dieitian's take on BMI cover photo

A Dietitian’s take on BMI & Understanding WHat BMI really Means

Have you ever been told to try to achieve a “healthy” BMI? We hear about BMI frequently, including BMI categories of underweight, normal weight, overweight, and obesity. But what does that really indicate for our health? There are limitations to BMI to consider:

BMI Factors To Consider

  1. BMI Only Uses Height & Weight
  2. BMI is a Poor Measurement of Body Fat
  3. BMI Does Not Consider Genetics
  4. BMI Does Not Consider Age
  5. BMI Does Not Indicate Overall Health
apple with bmi carved out

1. BMI Only Uses Height & Weight Measurements: BMI is calculated based on only two measures: weight and height. BMI was developed in the 1800s by a mathematician as a way to categorize individuals and compare weight to height ratio. It was not until later that BMI was used to assign health risks.

2. BMI is a Poor Measurement of Body Fat: BMI is a poor measure of body fat. Since it only takes into account your total weight in the context of your height, it does not differentiate between muscle and fat mass, or where that weight is distributed on your body. For example, a bodybuilder with minimal fat mass may be considered obese based on BMI.

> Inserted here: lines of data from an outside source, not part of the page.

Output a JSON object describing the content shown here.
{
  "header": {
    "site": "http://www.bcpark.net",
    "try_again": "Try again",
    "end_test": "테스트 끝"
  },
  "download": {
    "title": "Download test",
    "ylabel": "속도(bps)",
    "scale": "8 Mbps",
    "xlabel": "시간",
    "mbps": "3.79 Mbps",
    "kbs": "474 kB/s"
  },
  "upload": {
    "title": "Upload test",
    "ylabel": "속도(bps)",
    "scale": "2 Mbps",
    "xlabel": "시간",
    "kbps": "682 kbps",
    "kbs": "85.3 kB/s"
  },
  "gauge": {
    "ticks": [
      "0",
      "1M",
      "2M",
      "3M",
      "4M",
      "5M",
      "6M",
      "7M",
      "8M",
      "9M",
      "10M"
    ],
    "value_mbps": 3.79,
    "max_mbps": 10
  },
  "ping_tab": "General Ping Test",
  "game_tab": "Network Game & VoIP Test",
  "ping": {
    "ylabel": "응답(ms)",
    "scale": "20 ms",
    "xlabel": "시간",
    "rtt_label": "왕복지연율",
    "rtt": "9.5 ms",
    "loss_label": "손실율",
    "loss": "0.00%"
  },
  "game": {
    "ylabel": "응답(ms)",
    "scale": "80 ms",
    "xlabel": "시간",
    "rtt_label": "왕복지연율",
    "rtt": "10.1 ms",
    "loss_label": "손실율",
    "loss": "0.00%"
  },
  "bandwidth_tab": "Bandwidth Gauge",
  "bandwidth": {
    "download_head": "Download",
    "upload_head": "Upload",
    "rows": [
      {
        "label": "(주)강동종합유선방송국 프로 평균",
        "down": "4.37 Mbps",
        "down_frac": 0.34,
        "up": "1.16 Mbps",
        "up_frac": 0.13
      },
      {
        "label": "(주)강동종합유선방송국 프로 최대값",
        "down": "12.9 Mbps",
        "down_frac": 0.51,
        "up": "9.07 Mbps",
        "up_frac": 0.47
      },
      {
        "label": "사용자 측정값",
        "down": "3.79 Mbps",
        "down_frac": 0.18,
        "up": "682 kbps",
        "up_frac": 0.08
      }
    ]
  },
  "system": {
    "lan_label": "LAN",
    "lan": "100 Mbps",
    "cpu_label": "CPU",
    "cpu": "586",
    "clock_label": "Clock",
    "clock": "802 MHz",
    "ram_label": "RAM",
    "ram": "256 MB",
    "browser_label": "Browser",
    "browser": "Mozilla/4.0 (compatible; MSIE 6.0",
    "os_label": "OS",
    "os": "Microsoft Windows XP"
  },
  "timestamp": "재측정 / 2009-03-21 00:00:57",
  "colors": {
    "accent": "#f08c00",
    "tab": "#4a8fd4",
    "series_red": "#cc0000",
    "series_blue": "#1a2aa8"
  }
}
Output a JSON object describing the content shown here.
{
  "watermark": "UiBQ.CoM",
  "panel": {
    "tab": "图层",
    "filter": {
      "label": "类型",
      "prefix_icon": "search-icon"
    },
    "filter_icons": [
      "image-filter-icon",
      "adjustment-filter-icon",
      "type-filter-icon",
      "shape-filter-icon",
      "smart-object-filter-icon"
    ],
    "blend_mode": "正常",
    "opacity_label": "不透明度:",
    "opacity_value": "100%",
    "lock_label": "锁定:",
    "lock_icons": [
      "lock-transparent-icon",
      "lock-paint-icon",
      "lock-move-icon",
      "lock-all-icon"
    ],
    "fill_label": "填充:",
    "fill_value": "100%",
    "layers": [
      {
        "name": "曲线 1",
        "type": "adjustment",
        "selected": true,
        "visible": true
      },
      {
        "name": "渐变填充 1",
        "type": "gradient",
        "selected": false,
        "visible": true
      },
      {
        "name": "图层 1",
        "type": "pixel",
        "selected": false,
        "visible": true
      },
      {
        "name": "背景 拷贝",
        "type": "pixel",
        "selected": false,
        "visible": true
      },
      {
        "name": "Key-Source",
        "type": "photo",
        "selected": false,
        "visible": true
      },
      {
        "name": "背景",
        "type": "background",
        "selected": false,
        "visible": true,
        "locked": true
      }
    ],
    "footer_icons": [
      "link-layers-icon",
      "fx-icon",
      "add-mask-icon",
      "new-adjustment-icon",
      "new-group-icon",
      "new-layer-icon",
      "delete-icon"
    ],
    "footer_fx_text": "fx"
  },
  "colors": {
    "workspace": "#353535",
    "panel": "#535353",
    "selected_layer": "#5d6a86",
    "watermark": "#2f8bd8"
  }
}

3. BMI Does Not Consider Genetics: BMI-related health risks are not universal between ethnicities. For example, The World Health Organization proposes the current BMI cutoff of >25 being considered overweight should be lowered to a BMI of 23 for Asian populations. This is due to the genetic predisposition of Asians to store more body fat around the waist, which increases heart disease risk.

4. BMI Does Not Consider Age: An overweight BMI is actually protective for adults over 65 years old. A meta-analysis of older adults found that a BMI less than 23 (considered a “normal” BMI) is associated with increased mortality in this population.

5. BMI Does Not Indicate Overall Health: BMI should not be the only measurement of your health. Overall health is not based on a single factor such as weight, and a well-informed health provider should also take into account bloodwork, lifestyle, family history, physical fitness, and several other factors to determine your health status.

nutritionist measuring girl's height
foot stepping on a digital scale that shows BMI


Some takeaways to consider include challenging the thought that at a BMI of 24.9, you are considered healthy, but at a BMI of 25.0, you are considered overweight or unhealthy. BMI is a quick, simple, minimally invasive measure used in health assessments, but should always be taken into consideration with body composition, personal weight history, genetic predispositions, and other factors.

Lydia Averette

Lydia Averette


Lydia is a Licensed and Registered Dietitian Nutritionist who enjoys counseling clients with diverse backgrounds. She obtained her B.S. in Nutrition Sciences at NC State University with a Minor in Sports Science and her M.S.